Roger is again slight in his identity, but it is there that he is built up in the course of the story. He is most likely not entirely lying when he tells Mrs. Jones that he did not ‘‘aim to’’ steal her purse. Rather he seems to have instead strongly desired to buy a pair of blue suede shoes and most likely hit on the idea of purse-snatching quite spontaneously when the opportunity of fulfilling the desire presented itself. This is a kind of adolescent desire that does not have very good or practical reasons behind it but is vaguely connected with status.

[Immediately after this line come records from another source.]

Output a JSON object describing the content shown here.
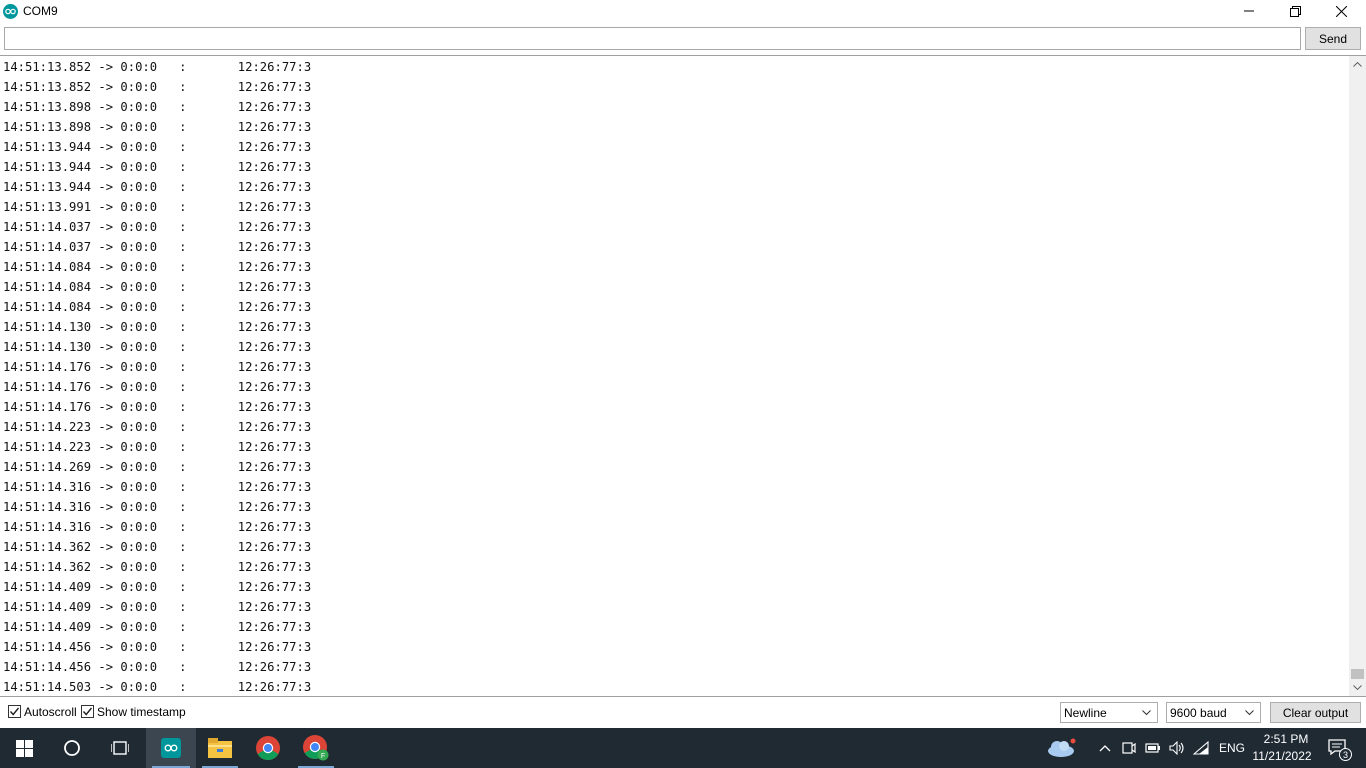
{
  "window": {
    "title": "COM9"
  },
  "send": {
    "input_value": "",
    "button_label": "Send"
  },
  "output_lines": [
    "14:51:13.852 -> 0:0:0   :       12:26:77:3",
    "14:51:13.852 -> 0:0:0   :       12:26:77:3",
    "14:51:13.898 -> 0:0:0   :       12:26:77:3",
    "14:51:13.898 -> 0:0:0   :       12:26:77:3",
    "14:51:13.944 -> 0:0:0   :       12:26:77:3",
    "14:51:13.944 -> 0:0:0   :       12:26:77:3",
    "14:51:13.944 -> 0:0:0   :       12:26:77:3",
    "14:51:13.991 -> 0:0:0   :       12:26:77:3",
    "14:51:14.037 -> 0:0:0   :       12:26:77:3",
    "14:51:14.037 -> 0:0:0   :       12:26:77:3",
    "14:51:14.084 -> 0:0:0   :       12:26:77:3",
    "14:51:14.084 -> 0:0:0   :       12:26:77:3",
    "14:51:14.084 -> 0:0:0   :       12:26:77:3",
    "14:51:14.130 -> 0:0:0   :       12:26:77:3",
    "14:51:14.130 -> 0:0:0   :       12:26:77:3",
    "14:51:14.176 -> 0:0:0   :       12:26:77:3",
    "14:51:14.176 -> 0:0:0   :       12:26:77:3",
    "14:51:14.176 -> 0:0:0   :       12:26:77:3",
    "14:51:14.223 -> 0:0:0   :       12:26:77:3",
    "14:51:14.223 -> 0:0:0   :       12:26:77:3",
    "14:51:14.269 -> 0:0:0   :       12:26:77:3",
    "14:51:14.316 -> 0:0:0   :       12:26:77:3",
    "14:51:14.316 -> 0:0:0   :       12:26:77:3",
    "14:51:14.316 -> 0:0:0   :       12:26:77:3",
    "14:51:14.362 -> 0:0:0   :       12:26:77:3",
    "14:51:14.362 -> 0:0:0   :       12:26:77:3",
    "14:51:14.409 -> 0:0:0   :       12:26:77:3",
    "14:51:14.409 -> 0:0:0   :       12:26:77:3",
    "14:51:14.409 -> 0:0:0   :       12:26:77:3",
    "14:51:14.456 -> 0:0:0   :       12:26:77:3",
    "14:51:14.456 -> 0:0:0   :       12:26:77:3",
    "14:51:14.503 -> 0:0:0   :       12:26:77:3"
  ],
  "bottom": {
    "autoscroll_label": "Autoscroll",
    "autoscroll_checked": true,
    "timestamp_label": "Show timestamp",
    "timestamp_checked": true,
    "line_ending": "Newline",
    "baud_rate": "9600 baud",
    "clear_label": "Clear output"
  },
  "taskbar": {
    "apps": [
      "windows-start-icon",
      "cortana-search-icon",
      "task-view-icon",
      "arduino-icon",
      "file-explorer-icon",
      "chrome-icon",
      "chrome-profile-icon"
    ],
    "language": "ENG",
    "time": "2:51 PM",
    "date": "11/21/2022",
    "notification_count": "3"
  },
  "colors": {
    "arduino_teal": "#00979c",
    "taskbar_bg": "#1f2a33"
  }
}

Although Mrs. Jones does make it possible for him to get the shoes, it is far from certain that he actually does so. He seems instead to have been made happier by having her help build up his self-esteem and becomes more interested in her approval and the help she offers.
Sara Constantakis – Short Stories for Students – Presenting Analysis, Context & Criticism on Commonly Studied Short Stories, vol. 29, Published by Gale Group, 2001.